The album’s first single, "Okolona River Bottom Band", was released in November 1967. It peaked at No. 54 on the US Billboard Hot 100 chart, and at No. 49 in Canada on the RPM Top Singles chart.

Released in March 1968, the second single, "Louisiana Man", peaked at No 23 on Australia's Kent Music Report Singles Chart, No. 72 on the US Billboard Hot Country Singles chart, and No. 100 on the US Billboard Hot 100 chart.

In May 1968, "Refractions" and "Big Boss Man", were released in Japan and France, respectively. Both singles failed to chart.

Track listing[edit]

All tracks written by Bobbie Gentry, except as noted.

Original release (1968), Way Down South (1972)
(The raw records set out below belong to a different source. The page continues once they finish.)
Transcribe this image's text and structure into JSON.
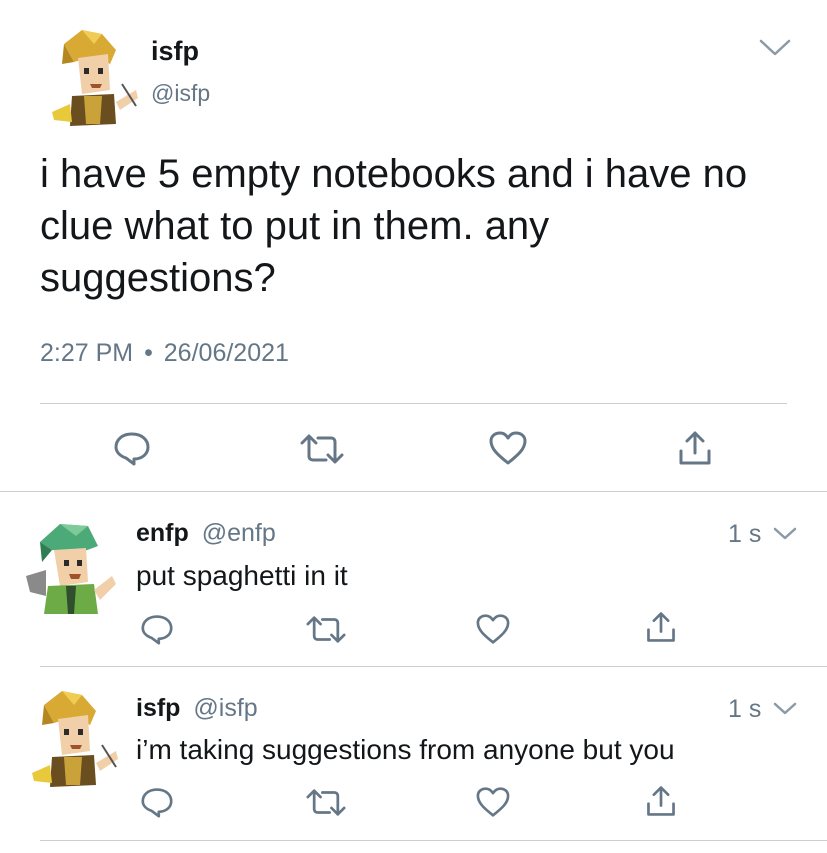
{
  "main_tweet": {
    "display_name": "isfp",
    "handle": "@isfp",
    "text_lines": [
      "i have 5 empty notebooks and i have no",
      "clue what to put in them. any",
      "suggestions?"
    ],
    "time": "2:27 PM",
    "separator": "•",
    "date": "26/06/2021"
  },
  "replies": [
    {
      "display_name": "enfp",
      "handle": "@enfp",
      "age": "1 s",
      "text": "put spaghetti in it"
    },
    {
      "display_name": "isfp",
      "handle": "@isfp",
      "age": "1 s",
      "text": "i’m taking suggestions from anyone but you"
    }
  ],
  "icons": {
    "chevron": "chevron-down-icon",
    "reply": "reply-icon",
    "retweet": "retweet-icon",
    "like": "heart-icon",
    "share": "share-icon"
  },
  "colors": {
    "text": "#14171a",
    "muted": "#657786",
    "divider": "#c9ced3",
    "avatar_isfp": "#d4a73a",
    "avatar_enfp": "#4caa78"
  }
}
Side one
No.TitleLength
1."Okolona River Bottom Band"2:57
2."Big Boss Man" (Luther Dixon, Al Smith)2:56
3."Reunion"2:35
4."Parchman Farm" (Mose Allison)3:00
5."Mornin' Glory"2:57
6."Sermon"2:41
Side two
No.TitleLength
1."Tobacco Road" (John D. Loudermilk)2:57
2."Penduli Pendulum"2:56
3."Jessye' Lisabeth"2:35
4."Refractions"3:00
5."Louisiana Man" (Doug Kershaw)2:57
6."Courtyard"2:41


Tobacco Road (1971)
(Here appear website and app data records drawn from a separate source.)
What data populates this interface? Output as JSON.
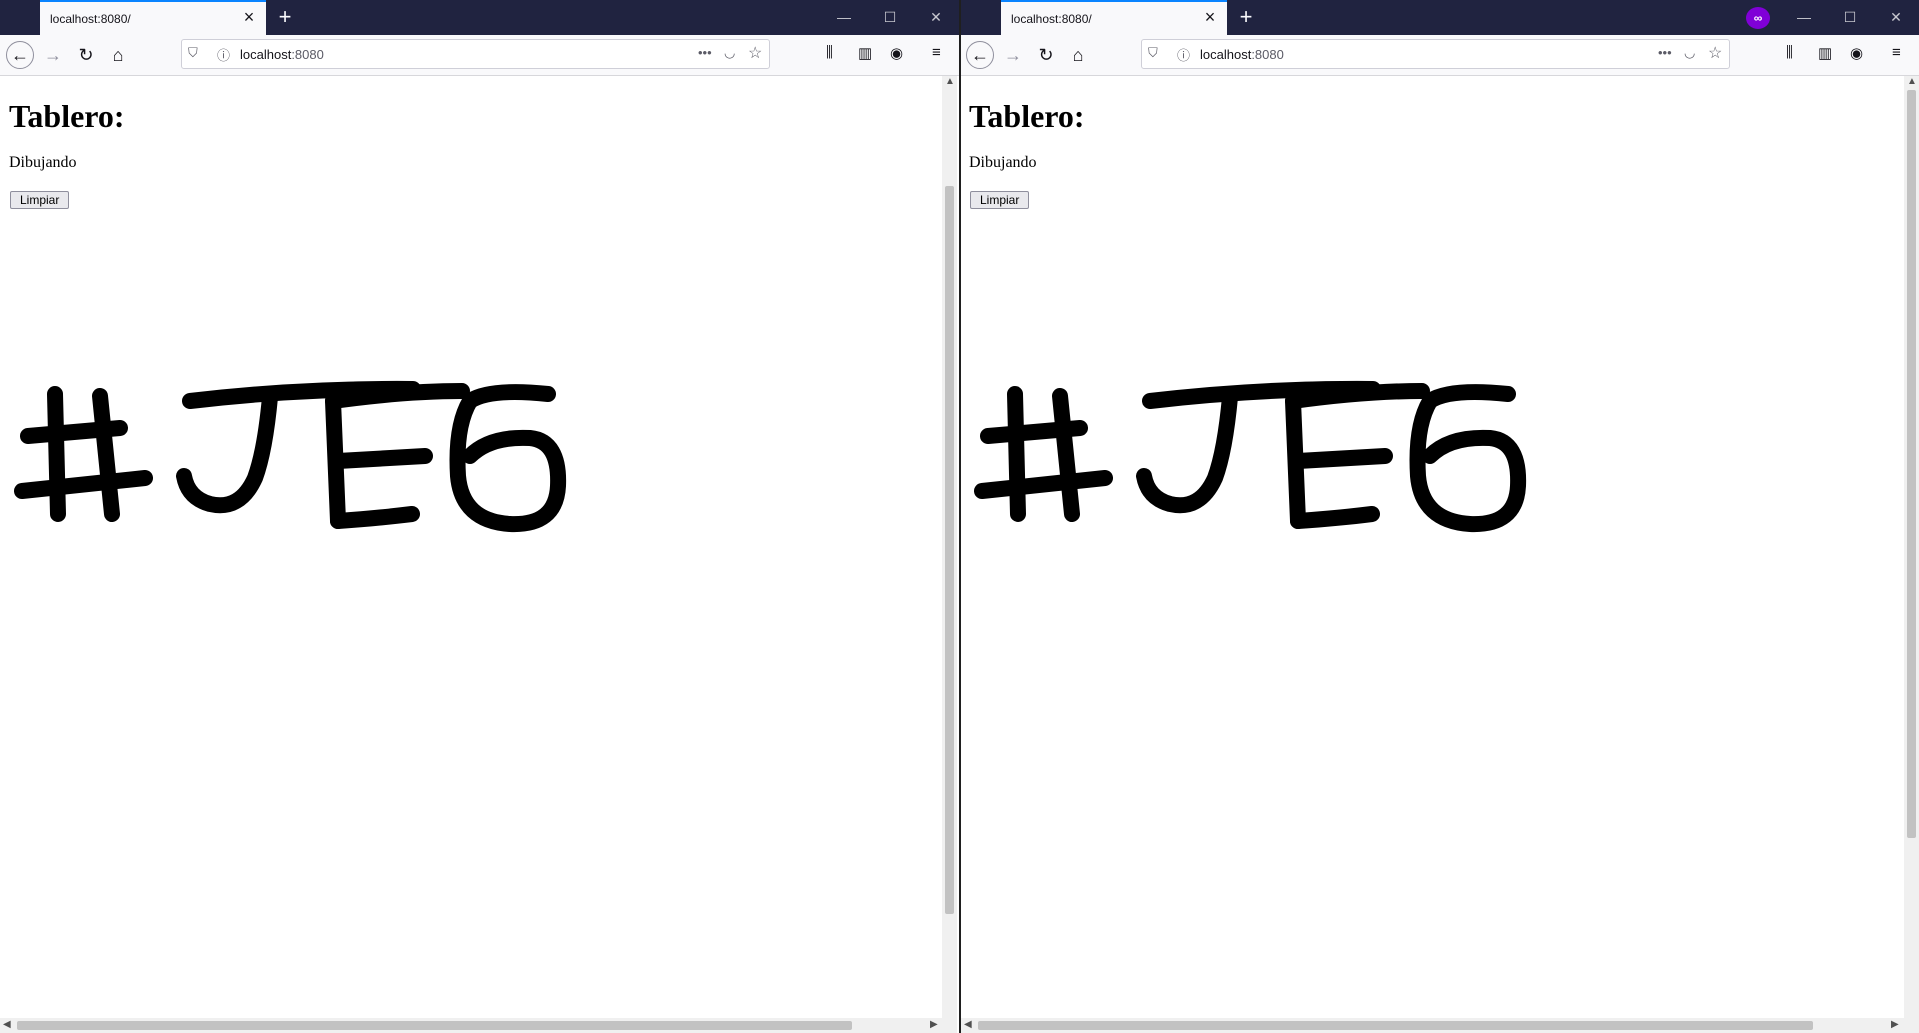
{
  "windows": [
    {
      "tab_title": "localhost:8080/",
      "url_host": "localhost",
      "url_port": ":8080",
      "page": {
        "heading": "Tablero:",
        "status": "Dibujando",
        "clear_button": "Limpiar",
        "drawing_text": "#JE6"
      },
      "private": false
    },
    {
      "tab_title": "localhost:8080/",
      "url_host": "localhost",
      "url_port": ":8080",
      "page": {
        "heading": "Tablero:",
        "status": "Dibujando",
        "clear_button": "Limpiar",
        "drawing_text": "#JE6"
      },
      "private": true
    }
  ],
  "icons": {
    "close": "close-icon",
    "new_tab": "plus-icon",
    "back": "arrow-left-icon",
    "forward": "arrow-right-icon",
    "reload": "reload-icon",
    "home": "home-icon",
    "shield": "shield-icon",
    "info": "info-icon",
    "more": "more-icon",
    "pocket": "pocket-icon",
    "bookmark": "star-icon",
    "library": "library-icon",
    "sidebar": "sidebar-icon",
    "account": "account-icon",
    "menu": "hamburger-menu-icon",
    "private": "private-browsing-icon"
  },
  "colors": {
    "tabbar": "#202340",
    "accent": "#0a84ff",
    "private_badge": "#8000d7",
    "ink": "#000000"
  }
}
Cover art of the 1971 Tobacco Road release.
Side one
No.TitleLength
1."Okolona River Bottom Band"2:57
2."Louisiana Man" (Doug Kershaw)2:57
3."Reunion"2:35
4."Mornin' Glory"2:57
5."Sermon"2:41
Side two
No.TitleLength
1."Tobacco Road" (John D. Loudermilk)2:57
2."Penduli Pendulum"2:56
3."Jessye' Lisabeth"2:35
4."Refractions"3:00
5."Courtyard"2:41

Personnel[edit]
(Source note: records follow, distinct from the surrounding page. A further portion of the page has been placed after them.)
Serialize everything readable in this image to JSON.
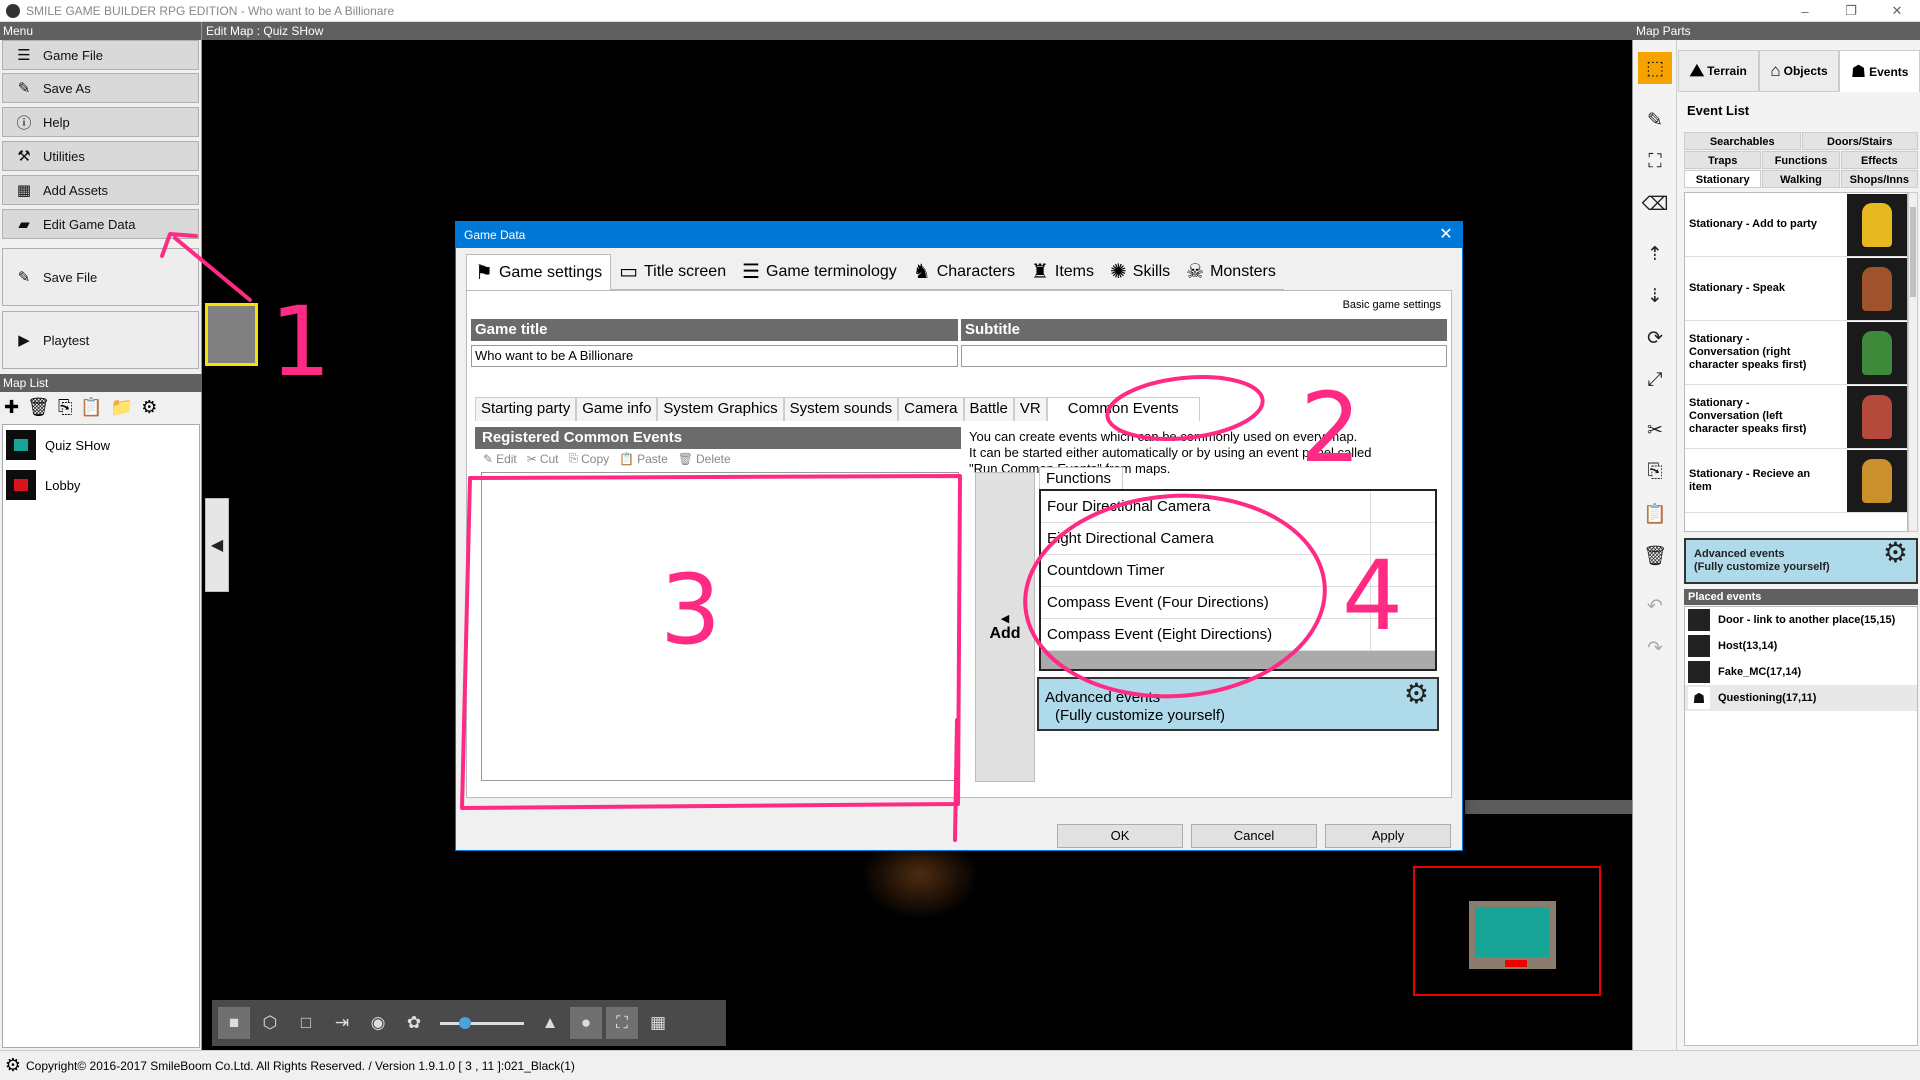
{
  "window": {
    "title": "SMILE GAME BUILDER RPG EDITION - Who want to be A Billionare",
    "controls": [
      "–",
      "❐",
      "✕"
    ]
  },
  "left_panel": {
    "menu_header": "Menu",
    "menu": [
      {
        "label": "Game File",
        "icon": "hamburger-icon"
      },
      {
        "label": "Save As",
        "icon": "save-as-icon"
      },
      {
        "label": "Help",
        "icon": "info-icon"
      },
      {
        "label": "Utilities",
        "icon": "wrench-icon"
      },
      {
        "label": "Add Assets",
        "icon": "grid-icon"
      },
      {
        "label": "Edit Game Data",
        "icon": "book-icon"
      },
      {
        "label": "Save File",
        "icon": "save-icon"
      },
      {
        "label": "Playtest",
        "icon": "play-icon"
      }
    ],
    "map_list_header": "Map List",
    "maps": [
      {
        "name": "Quiz SHow",
        "color": "#16a596"
      },
      {
        "name": "Lobby",
        "color": "#d9151b"
      }
    ]
  },
  "editor": {
    "header": "Edit Map : Quiz SHow",
    "zoom": 0.3
  },
  "right_panel": {
    "header": "Map Parts",
    "tabs": [
      "Terrain",
      "Objects",
      "Events"
    ],
    "event_list_label": "Event List",
    "categories_row1": [
      "Searchables",
      "Doors/Stairs"
    ],
    "categories_row2": [
      "Traps",
      "Functions",
      "Effects"
    ],
    "categories_row3": [
      "Stationary",
      "Walking",
      "Shops/Inns"
    ],
    "events": [
      {
        "label": "Stationary - Add to party",
        "color": "#e8b820"
      },
      {
        "label": "Stationary - Speak",
        "color": "#a0522d"
      },
      {
        "label": "Stationary - Conversation (right character speaks first)",
        "color": "#3f8a3a"
      },
      {
        "label": "Stationary - Conversation (left character speaks first)",
        "color": "#b34a3c"
      },
      {
        "label": "Stationary - Recieve an item",
        "color": "#c9902c"
      }
    ],
    "advanced_line1": "Advanced events",
    "advanced_line2": "(Fully customize yourself)",
    "placed_header": "Placed events",
    "placed": [
      "Door - link to another place(15,15)",
      "Host(13,14)",
      "Fake_MC(17,14)",
      "Questioning(17,11)"
    ]
  },
  "status_bar": "Copyright© 2016-2017 SmileBoom Co.Ltd. All Rights Reserved. / Version 1.9.1.0  [ 3 , 11 ]:021_Black(1)",
  "dialog": {
    "title": "Game Data",
    "tabs": [
      {
        "label": "Game settings",
        "icon": "flag-icon"
      },
      {
        "label": "Title screen",
        "icon": "screen-icon"
      },
      {
        "label": "Game terminology",
        "icon": "list-icon"
      },
      {
        "label": "Characters",
        "icon": "characters-icon"
      },
      {
        "label": "Items",
        "icon": "items-icon"
      },
      {
        "label": "Skills",
        "icon": "skills-icon"
      },
      {
        "label": "Monsters",
        "icon": "monster-icon"
      }
    ],
    "basic_label": "Basic game settings",
    "game_title_label": "Game title",
    "game_title_value": "Who want to be A Billionare",
    "subtitle_label": "Subtitle",
    "subtitle_value": "",
    "sub_tabs": [
      "Starting party",
      "Game info",
      "System Graphics",
      "System sounds",
      "Camera",
      "Battle",
      "VR",
      "Common Events"
    ],
    "registered_header": "Registered Common Events",
    "reg_tools": [
      "Edit",
      "Cut",
      "Copy",
      "Paste",
      "Delete"
    ],
    "description": [
      "You can create events which can be commonly used on every map.",
      "It can be started either automatically or by using an event panel called",
      "\"Run Common Events\" from maps."
    ],
    "add_label": "Add",
    "functions_tab": "Functions",
    "functions": [
      "Four Directional Camera",
      "Eight Directional Camera",
      "Countdown Timer",
      "Compass Event (Four Directions)",
      "Compass Event (Eight Directions)"
    ],
    "advanced_line1": "Advanced events",
    "advanced_line2": "(Fully customize yourself)",
    "buttons": [
      "OK",
      "Cancel",
      "Apply"
    ]
  },
  "annotations": [
    "1",
    "2",
    "3",
    "4"
  ],
  "colors": {
    "annotation": "#ff2a84",
    "accent": "#0078d7",
    "tool_selected": "#f5a300"
  }
}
Adapted from the album liner notes.

  • Bobbie Gentry - vocals
  • Kelly Gordon - producer
  • Jimmie Haskell - arrangements
  • Shorty Rogers - arrangements

Chart positions[edit]

Album

Year Chart Chart position
1968 US Top LP's (Billboard)[10] 132

Singles

Year Single Chart Chart position
1968 "Okolona River Bottom Band" Canada Top Singles (RPM) 49
US Hot 100 (Billboard)[11] 54
"Louisiana Man" Australia (Kent Music Report) 23
US Hot Country Singles (Billboard)[12] 72
US Hot 100 (Billboard)[13] 100

References[edit]

  1. ^ "Bobbie Gentry - Okolona River Bottom Band". Retrieved 10 June 2018.
  2. ^ "Bobbie Gentry - Louisiana Man". Retrieved 10 June 2018.
  3. ^ "Bobbie Gentry - Refractions". Retrieved 19 September 2018.
  4. ^ "Bobbie Gentry - Big Boss Man". ultratop.be. Retrieved 19 September 2018.
  5. ^ Allmusic review
  6. ^ Thom Jurek. "The Delta Sweete/Local Gentry". Billboard.com.
  7. ^ "Billboard Magazine - February 17, 1968" (PDF). American Radio History. Billboard Magazine. Retrieved 13 June 2018.
  8. ^ "Cashbox Magazine - February 17, 1968" (PDF). American Radio History. Cashbox Magazine. Retrieved 26 September 2018.
  9. ^ "Record World - February 17, 1968" (PDF). American Radio History. Record World. Retrieved 27 September 2018.
  10. ^ "Bobbie Gentry Chart History". Billboard. Retrieved 12 June 2018.
  11. ^ "Bobbie Gentry Chart History". Billboard. Billboard Magazine. Retrieved 7 June 2018.
  12. ^ "Bobbie Gentry Chart History". Billboard. Billboard Magazine. Retrieved 7 June 2018.
  13. ^ "Bobbie Gentry Chart History". Billboard. Billboard Magazine. Retrieved 7 June 2018.